▶ **TASK ITEM**:
Below you will find a set of lines. Repeat them all exactly.

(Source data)

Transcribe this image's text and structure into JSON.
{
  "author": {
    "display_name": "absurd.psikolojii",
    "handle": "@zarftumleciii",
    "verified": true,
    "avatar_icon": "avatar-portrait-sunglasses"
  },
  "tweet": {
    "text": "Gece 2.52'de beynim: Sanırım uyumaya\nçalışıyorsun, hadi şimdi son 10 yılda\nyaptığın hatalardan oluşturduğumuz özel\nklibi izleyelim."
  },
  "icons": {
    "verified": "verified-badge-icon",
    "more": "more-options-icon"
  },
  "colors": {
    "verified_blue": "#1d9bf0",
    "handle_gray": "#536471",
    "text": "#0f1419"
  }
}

▶ **EXERCISE SOLUTION**:
Transcribe this image's text and structure into JSON.
{
  "author": {
    "display_name": "absurd.psikolojii",
    "handle": "@zarftumleciii",
    "verified": true,
    "avatar_icon": "avatar-portrait-sunglasses"
  },
  "tweet": {
    "text": "Gece 2.52'de beynim: Sanırım uyumaya\nçalışıyorsun, hadi şimdi son 10 yılda\nyaptığın hatalardan oluşturduğumuz özel\nklibi izleyelim."
  },
  "icons": {
    "verified": "verified-badge-icon",
    "more": "more-options-icon"
  },
  "colors": {
    "verified_blue": "#1d9bf0",
    "handle_gray": "#536471",
    "text": "#0f1419"
  }
}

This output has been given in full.